Oceans of Slumber – Winter
While I’m immersing myself more and more in the wonders that are the new progressive metal movement with bands like Leprous, Haken, TesseracT and Hypno5e to name but a few (or the Australian spearheads of Voyager, Caligula’s Horse and Chaos Divine), feeling more and more detached from the old school rock and metal roots, along comes this Texan powerhouse out of the blue and tears down all prejudices I might have had. Old school does not necessarily equal outdated. At least when you’re mixing the cocktail like nobody else did before. And that Oceans of Slumber are doing – and more. Take the best from doom, black, death and classic heavy metal, fuse it with good old classic rock, southern blues and add a fair dose of jazz and classical. Cook (read: record) it with a bunch of extremely skillful players, who never miss the heart, soul and emotions in all the technicality. And you might get a slight idea what Oceans of Slumber’s “Winter” is all about.
It is their second full length album already, but the first one featuring the outstanding lead vocals of Cammie Gilbert. The band from Houston already put out an EP following Cammie‘s inclusion in 2015, consisting mostly of cover version from bands as diverse as Candlemass, Led Zeppelin, Emperor and Pink Floyd. But these four bands are actually a good indication of what Oceans of Slumber are capable of merging into one coherent sound.

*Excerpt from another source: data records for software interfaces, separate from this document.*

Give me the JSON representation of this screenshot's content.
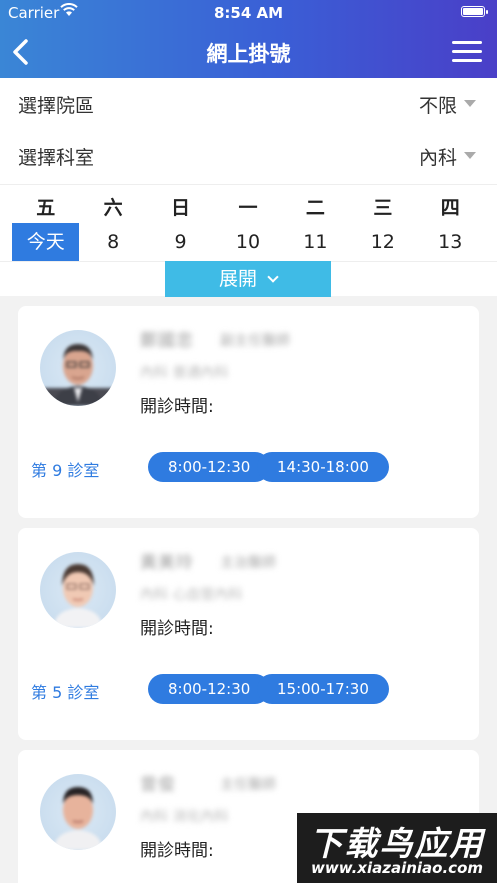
{
  "status_bar": {
    "carrier": "Carrier",
    "time": "8:54 AM"
  },
  "nav": {
    "title": "網上掛號",
    "back_icon": "chevron-left-icon",
    "menu_icon": "hamburger-menu-icon"
  },
  "filters": [
    {
      "label": "選擇院區",
      "value": "不限"
    },
    {
      "label": "選擇科室",
      "value": "內科"
    }
  ],
  "calendar": {
    "weekdays": [
      "五",
      "六",
      "日",
      "一",
      "二",
      "三",
      "四"
    ],
    "dates": [
      "今天",
      "8",
      "9",
      "10",
      "11",
      "12",
      "13"
    ],
    "selected_index": 0,
    "expand_label": "展開"
  },
  "doctors": [
    {
      "name": "鄭國忠",
      "title": "副主任醫師",
      "specialty": "內科 普通內科",
      "hours_label": "開診時間:",
      "room": "第 9 診室",
      "slots": [
        "8:00-12:30",
        "14:30-18:00"
      ]
    },
    {
      "name": "黃美玲",
      "title": "主治醫師",
      "specialty": "內科 心血管內科",
      "hours_label": "開診時間:",
      "room": "第 5 診室",
      "slots": [
        "8:00-12:30",
        "15:00-17:30"
      ]
    },
    {
      "name": "曾俊",
      "title": "主任醫師",
      "specialty": "內科 消化內科",
      "hours_label": "開診時間:"
    }
  ],
  "watermark": {
    "main": "下载鸟应用",
    "url": "www.xiazainiao.com"
  },
  "colors": {
    "accent": "#2f7be0",
    "expand": "#3fbbe6",
    "header_start": "#3a86d6",
    "header_end": "#4a3fc8"
  }
}
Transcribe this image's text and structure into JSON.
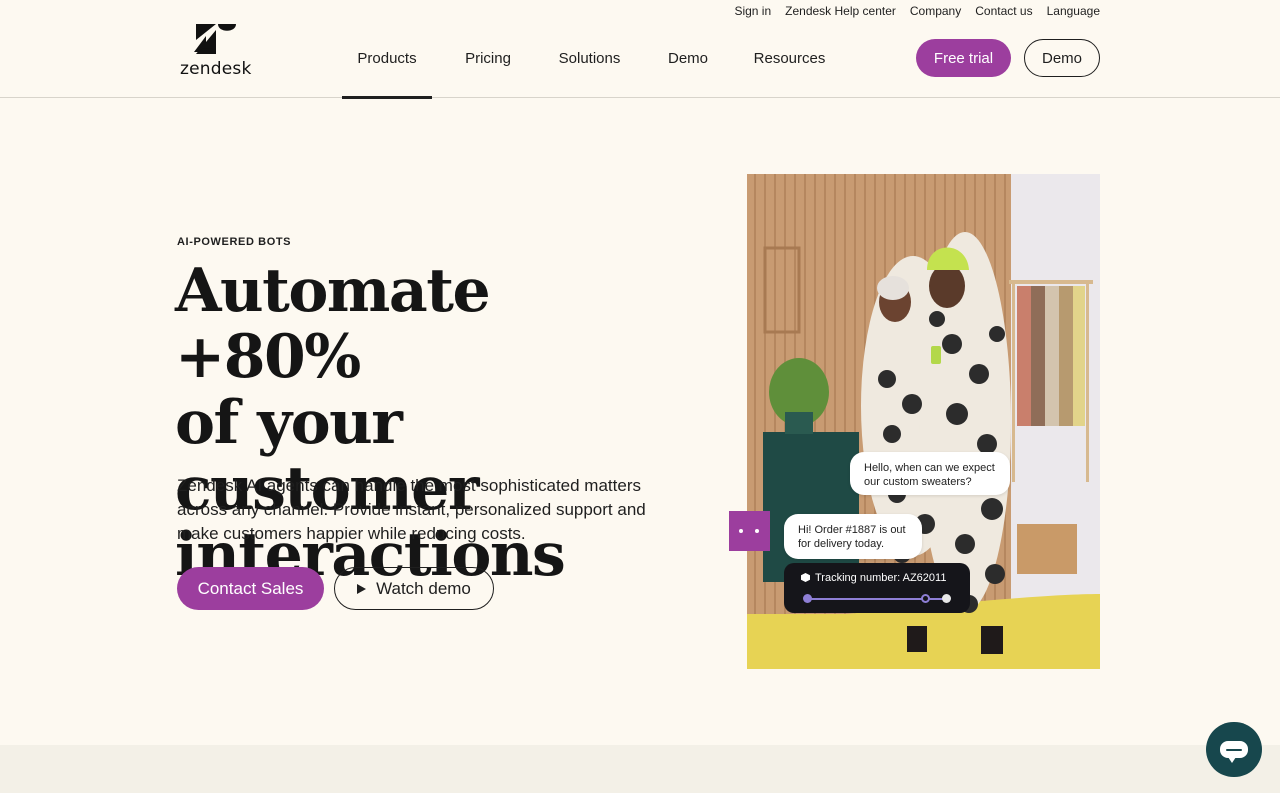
{
  "utility_nav": [
    "Sign in",
    "Zendesk Help center",
    "Company",
    "Contact us",
    "Language"
  ],
  "logo": {
    "wordmark": "zendesk"
  },
  "nav": {
    "items": [
      "Products",
      "Pricing",
      "Solutions",
      "Demo",
      "Resources"
    ],
    "active": "Products"
  },
  "header_buttons": {
    "free_trial": "Free trial",
    "demo": "Demo"
  },
  "hero": {
    "eyebrow": "AI-POWERED BOTS",
    "headline_lines": [
      "Automate +80%",
      "of your customer",
      "interactions"
    ],
    "subtext": "Zendesk AI agents can handle the most sophisticated matters across any channel. Provide instant, personalized support and make customers happier while reducing costs.",
    "cta_primary": "Contact Sales",
    "cta_secondary": "Watch demo"
  },
  "chat_overlay": {
    "customer_message": "Hello, when can we expect our custom sweaters?",
    "bot_reply": "Hi! Order #1887 is out for delivery today.",
    "tracking_label": "Tracking number: AZ62011",
    "tracking_progress": 0.85
  },
  "colors": {
    "brand_purple": "#9c3e9e",
    "background": "#fdf9f1",
    "chat_button": "#17474d"
  },
  "icons": [
    "zendesk-logo-icon",
    "play-icon",
    "package-icon",
    "chat-icon"
  ]
}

The opening title track is covering already the whole aforementioned spectrum. Cammie‘s dark and evocative timbre of clean vocals create some thrilling and chilling dynamics juxtaposed with the diverse harsh vocals provided by the string section. And despite clocking in at just short of eight minutes, it flies by in no time and leaves you craving for more. And luckily there is much more to come. Hard on its heels follows the dark ‘Devout’, transforming seamlessly from a doomy beginning to insane high speed blastbeats and culminating in a grandiose guitar solo. Their subsequent take on The Moody Blues’ ‘Nights in White Satin’ could quite likely divide music enthusiasts, as the blastbeat guitar solo section could be considered as heresy by some. But seriously, it just works so well that I can’t help but love it. Closing off Side A (yes, I discovered it on vinyl) is a beautiful, simple ‘Lullaby’. A melody Cammie’s family passed down through generations, highlighting her gorgeous voice and Bass player Keegan Kelly providing some atmospheric flageolets.
After the short acoustic intro ‘Laid to Rest’, the relatively straight forward ‘Suffer the Last Bridge’ gives more to feast upon for people not too fond of extreme vocals. But the biggest melodies are yet to come. Both ‘Sunlight’ and ‘Turpentine’ feature melodies galore and, together with the short interlude ‘Good Life’, provide a welcome rest as far as ‘extremeness’ is concerned before what is to come with the roller coaster ride that is ‘Apologue’. After a heavy and desolately dark start, it is spiralling out of control with extreme vocals, blastbeasts, black metal riffing and high speed guitar licks bulldozing their way over the listener. And if that wasn’t enough, they resolve into an epic ending evoking a majestic darkness not unlike Triptykon. Excuse my french, but what a tour de force par excellence!
Now if that has not left you exhausted, after an atmospheric build up with the interlude ‘This Road’, there is still an epic, symphonic doom monster coming with ‘…This Road’. A supreme arc of suspense leads us to one of the best Doom Metal riffs in a long time and Cammie once again gives her very soul into the heartfelt and spine tingling vocals. Just in case you hadn’t noticed by now, “Winter” is oozing and breathing pure and raw emotions from start to finish. And, if that is still not enough for you,let me assure you, the musicianship is top notch, if not breathtaking throughout. Anthony Contreras and Sean Gary are both highly skilled guitar players, stimulating each other to new musical heights with every riff, lick and solo. And then there is drummer Dobber Beverly, the secret mastermind with some insane chops on display. His drumming is all over the place, yet never taking the focus away from the song, never pushing himself into the spotlight. Except for the last track, but ‘Grace’ is a beautiful piano improvisation, working perfectly as an album closer.
“Winter” is as immensely diverse as it’s inherently consistent. A stunning accomplishment and the most exciting new discovery I made in 2016.